Political staffer Patrick, 33, had a birthday party there in the late 80s. He was too scared to go on the Gravitron - after hearing horror stories about kids being flung off when the ride stopped. But he was less intimidated by the inflatable, hollow snake with obstacles in its belly.
However, as the '80s wore on, the Canberry crowds thinned and the rides looked sorrier and sorrier.
The fair was also briefly known as Canberry Village before it closed around 1991.
Patrick remembers the miserable sight of the snake left behind, sans the air.
''It was kind of like the spirit had gone,'' he says.
Two years later, a group of developers bought the lease; with talk that Canberry Fair might be resurrected. Some of the individual businesses stayed on and the pub won a reputation as a bikie hang-out. Hardly anyone was using the site in the mid-2000s. By then, the land had already been slated for a housing development, called ''The Fair''.
Despite vocal protests from community and conservation groups - over environmental and heritage concerns - today, the site hums with the sound of trucks and earthmovers. The lake and the swans are gone, with mounds of dirt, new roads and apartments in their place. The buildings that were so painstakingly constructed have been demolished.

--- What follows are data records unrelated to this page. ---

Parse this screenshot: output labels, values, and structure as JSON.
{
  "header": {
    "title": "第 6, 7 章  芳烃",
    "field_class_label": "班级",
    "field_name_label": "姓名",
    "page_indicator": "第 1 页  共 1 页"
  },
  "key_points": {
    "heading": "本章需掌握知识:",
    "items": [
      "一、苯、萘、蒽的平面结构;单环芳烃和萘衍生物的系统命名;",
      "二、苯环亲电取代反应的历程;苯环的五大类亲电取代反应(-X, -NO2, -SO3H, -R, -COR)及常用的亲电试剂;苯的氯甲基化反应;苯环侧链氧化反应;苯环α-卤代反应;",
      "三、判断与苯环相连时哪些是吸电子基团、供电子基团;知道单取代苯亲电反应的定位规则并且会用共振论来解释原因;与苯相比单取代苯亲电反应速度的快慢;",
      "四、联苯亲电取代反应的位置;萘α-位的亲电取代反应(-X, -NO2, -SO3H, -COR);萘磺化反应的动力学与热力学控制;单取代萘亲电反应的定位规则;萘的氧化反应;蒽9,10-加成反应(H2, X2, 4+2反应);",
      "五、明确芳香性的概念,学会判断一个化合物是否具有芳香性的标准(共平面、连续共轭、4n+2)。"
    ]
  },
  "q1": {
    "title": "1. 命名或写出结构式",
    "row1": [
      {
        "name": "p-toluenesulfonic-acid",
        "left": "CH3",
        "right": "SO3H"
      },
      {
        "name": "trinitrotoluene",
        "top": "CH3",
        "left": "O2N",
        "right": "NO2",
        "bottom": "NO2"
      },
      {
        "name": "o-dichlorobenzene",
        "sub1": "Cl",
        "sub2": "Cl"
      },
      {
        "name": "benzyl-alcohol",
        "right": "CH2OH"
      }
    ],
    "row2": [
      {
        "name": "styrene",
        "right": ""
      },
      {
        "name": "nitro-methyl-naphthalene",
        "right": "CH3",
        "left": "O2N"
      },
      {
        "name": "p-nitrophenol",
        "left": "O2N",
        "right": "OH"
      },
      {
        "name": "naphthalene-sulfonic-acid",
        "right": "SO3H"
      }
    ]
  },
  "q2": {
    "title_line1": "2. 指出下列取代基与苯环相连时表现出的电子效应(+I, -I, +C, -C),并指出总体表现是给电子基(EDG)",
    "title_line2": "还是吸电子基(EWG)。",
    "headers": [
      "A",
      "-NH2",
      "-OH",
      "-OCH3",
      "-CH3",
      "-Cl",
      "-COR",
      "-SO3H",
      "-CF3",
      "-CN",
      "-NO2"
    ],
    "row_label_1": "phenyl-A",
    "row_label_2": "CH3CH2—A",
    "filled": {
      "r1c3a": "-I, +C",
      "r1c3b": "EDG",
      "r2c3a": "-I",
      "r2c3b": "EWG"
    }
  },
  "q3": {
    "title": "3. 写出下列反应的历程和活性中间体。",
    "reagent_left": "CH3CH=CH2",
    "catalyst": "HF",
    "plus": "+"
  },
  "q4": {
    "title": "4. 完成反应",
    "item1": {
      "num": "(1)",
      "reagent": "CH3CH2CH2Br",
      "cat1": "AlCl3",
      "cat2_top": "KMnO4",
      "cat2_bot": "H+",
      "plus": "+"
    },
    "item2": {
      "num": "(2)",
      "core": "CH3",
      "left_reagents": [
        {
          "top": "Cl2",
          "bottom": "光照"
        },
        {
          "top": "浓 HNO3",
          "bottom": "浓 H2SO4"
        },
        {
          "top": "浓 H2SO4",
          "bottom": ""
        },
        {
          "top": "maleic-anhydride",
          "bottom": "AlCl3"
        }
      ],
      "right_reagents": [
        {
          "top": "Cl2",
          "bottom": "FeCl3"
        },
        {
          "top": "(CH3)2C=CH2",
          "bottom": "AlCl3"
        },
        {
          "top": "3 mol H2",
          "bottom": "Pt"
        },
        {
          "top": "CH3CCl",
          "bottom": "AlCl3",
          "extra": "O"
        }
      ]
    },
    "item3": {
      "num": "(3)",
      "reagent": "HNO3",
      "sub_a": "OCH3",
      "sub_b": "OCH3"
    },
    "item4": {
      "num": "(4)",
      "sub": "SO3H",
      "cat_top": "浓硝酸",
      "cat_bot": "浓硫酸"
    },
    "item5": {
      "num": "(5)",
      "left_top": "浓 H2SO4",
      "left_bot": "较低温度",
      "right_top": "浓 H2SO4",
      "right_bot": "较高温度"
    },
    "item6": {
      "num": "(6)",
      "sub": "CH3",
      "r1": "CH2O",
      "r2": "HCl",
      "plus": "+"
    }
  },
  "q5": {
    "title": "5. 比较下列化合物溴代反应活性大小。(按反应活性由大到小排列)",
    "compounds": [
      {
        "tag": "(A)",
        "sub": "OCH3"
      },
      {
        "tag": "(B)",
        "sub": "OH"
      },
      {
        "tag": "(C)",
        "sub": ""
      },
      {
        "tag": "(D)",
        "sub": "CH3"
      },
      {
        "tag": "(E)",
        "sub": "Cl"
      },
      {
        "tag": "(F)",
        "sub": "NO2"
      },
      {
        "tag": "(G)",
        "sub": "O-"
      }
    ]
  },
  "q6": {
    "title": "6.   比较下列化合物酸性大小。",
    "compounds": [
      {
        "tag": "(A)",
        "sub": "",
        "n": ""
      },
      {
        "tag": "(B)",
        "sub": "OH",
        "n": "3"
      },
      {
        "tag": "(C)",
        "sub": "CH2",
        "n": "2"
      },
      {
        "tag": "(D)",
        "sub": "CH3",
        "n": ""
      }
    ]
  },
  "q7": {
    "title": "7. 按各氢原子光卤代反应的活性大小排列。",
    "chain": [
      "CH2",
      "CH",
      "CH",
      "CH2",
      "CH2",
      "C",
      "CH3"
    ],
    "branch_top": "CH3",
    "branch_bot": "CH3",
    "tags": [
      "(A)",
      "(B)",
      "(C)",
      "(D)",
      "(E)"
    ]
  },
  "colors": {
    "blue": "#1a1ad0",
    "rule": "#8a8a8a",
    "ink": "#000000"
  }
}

Looking back, Mico says that Canberra in the 1980s didn't have the population to support Canberry Fair. But Sedaitis - who went on to run other restaurants in Canberra - does not blame the customers, arguing it was the business decisions that doomed Canberry Fair. For the project he describes as both his ''lobotomy'' and his ''dream'' - he says he has no particular plans to mark the anniversary next week. ''It was great while it lasted.''